*** Opening SOURCE MATERIAL ***

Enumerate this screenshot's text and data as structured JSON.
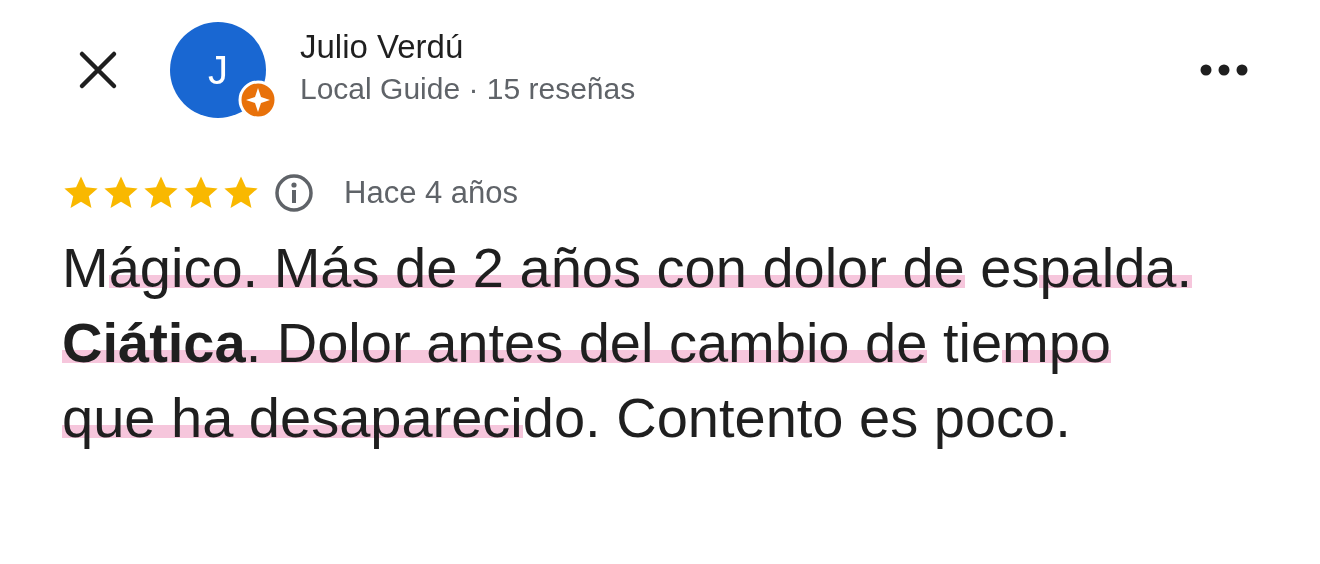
{
  "reviewer": {
    "initial": "J",
    "name": "Julio Verdú",
    "subtitle": "Local Guide · 15 reseñas",
    "local_guide": true
  },
  "rating": {
    "stars": 5,
    "time": "Hace 4 años"
  },
  "review": {
    "segments": [
      {
        "text": "M",
        "highlighted": false
      },
      {
        "text": "ágico. Más de 2 años con dolor de",
        "highlighted": true
      },
      {
        "text": " es",
        "highlighted": false
      },
      {
        "text": "palda. **Ciática**. Dolor antes del cambio de",
        "highlighted": true
      },
      {
        "text": " tie",
        "highlighted": false
      },
      {
        "text": "mpo que ha desapareci",
        "highlighted": true
      },
      {
        "text": "do. Contento es poco.",
        "highlighted": false
      }
    ]
  }
}
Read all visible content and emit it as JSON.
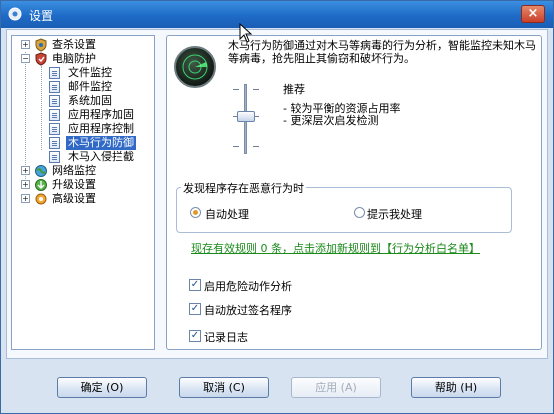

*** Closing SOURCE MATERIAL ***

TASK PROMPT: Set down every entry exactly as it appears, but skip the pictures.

EXERCISE ANSWER:
Enumerate this screenshot's text and data as structured JSON.
{
  "reviewer": {
    "initial": "J",
    "name": "Julio Verdú",
    "subtitle": "Local Guide · 15 reseñas",
    "local_guide": true
  },
  "rating": {
    "stars": 5,
    "time": "Hace 4 años"
  },
  "review": {
    "segments": [
      {
        "text": "M",
        "highlighted": false
      },
      {
        "text": "ágico. Más de 2 años con dolor de",
        "highlighted": true
      },
      {
        "text": " es",
        "highlighted": false
      },
      {
        "text": "palda. **Ciática**. Dolor antes del cambio de",
        "highlighted": true
      },
      {
        "text": " tie",
        "highlighted": false
      },
      {
        "text": "mpo que ha desapareci",
        "highlighted": true
      },
      {
        "text": "do. Contento es poco.",
        "highlighted": false
      }
    ]
  }
}
Read all visible content and emit it as JSON.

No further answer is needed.